Items from an interface collection
====================

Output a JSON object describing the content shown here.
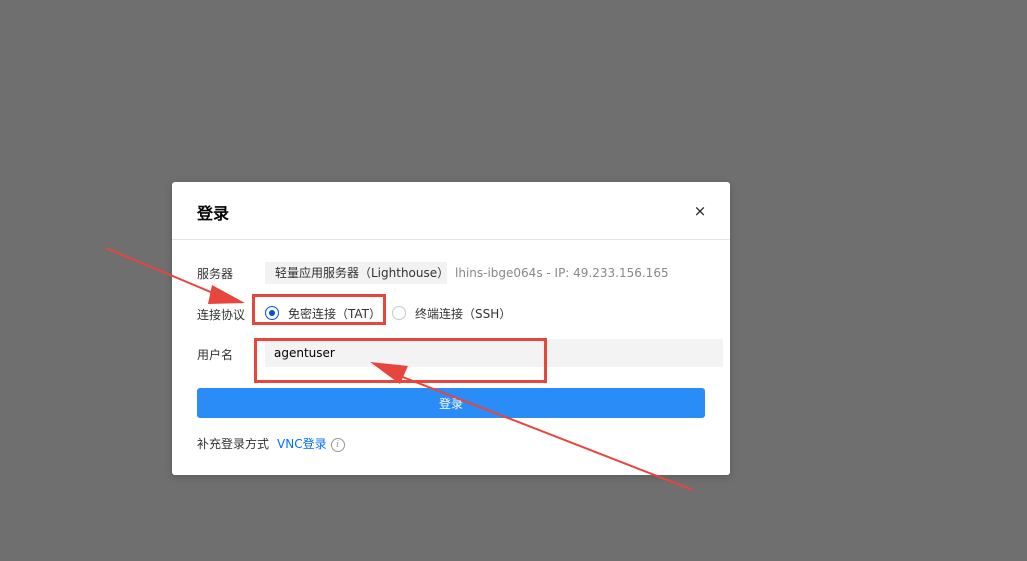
{
  "dialog": {
    "title": "登录",
    "close_symbol": "×"
  },
  "form": {
    "server_label": "服务器",
    "server_name": "轻量应用服务器（Lighthouse）",
    "server_info": "lhins-ibge064s - IP: 49.233.156.165",
    "protocol_label": "连接协议",
    "protocols": [
      {
        "label": "免密连接（TAT）",
        "selected": true
      },
      {
        "label": "终端连接（SSH）",
        "selected": false
      }
    ],
    "username_label": "用户名",
    "username_value": "agentuser",
    "login_button": "登录",
    "extra_login_label": "补充登录方式",
    "vnc_link": "VNC登录",
    "info_symbol": "i"
  },
  "colors": {
    "overlay": "#6f6f6f",
    "primary_button": "#2a8cf7",
    "link": "#006eff",
    "radio_checked": "#0052d9",
    "annotation": "#e8453c"
  },
  "icons": {
    "close": "close-icon",
    "info": "info-icon",
    "radio_checked": "radio-checked-icon",
    "radio_unchecked": "radio-unchecked-icon"
  }
}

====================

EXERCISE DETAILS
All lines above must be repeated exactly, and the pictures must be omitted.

THE ANSWER
Output a JSON object describing the content shown here.
{
  "dialog": {
    "title": "登录",
    "close_symbol": "×"
  },
  "form": {
    "server_label": "服务器",
    "server_name": "轻量应用服务器（Lighthouse）",
    "server_info": "lhins-ibge064s - IP: 49.233.156.165",
    "protocol_label": "连接协议",
    "protocols": [
      {
        "label": "免密连接（TAT）",
        "selected": true
      },
      {
        "label": "终端连接（SSH）",
        "selected": false
      }
    ],
    "username_label": "用户名",
    "username_value": "agentuser",
    "login_button": "登录",
    "extra_login_label": "补充登录方式",
    "vnc_link": "VNC登录",
    "info_symbol": "i"
  },
  "colors": {
    "overlay": "#6f6f6f",
    "primary_button": "#2a8cf7",
    "link": "#006eff",
    "radio_checked": "#0052d9",
    "annotation": "#e8453c"
  },
  "icons": {
    "close": "close-icon",
    "info": "info-icon",
    "radio_checked": "radio-checked-icon",
    "radio_unchecked": "radio-unchecked-icon"
  }
}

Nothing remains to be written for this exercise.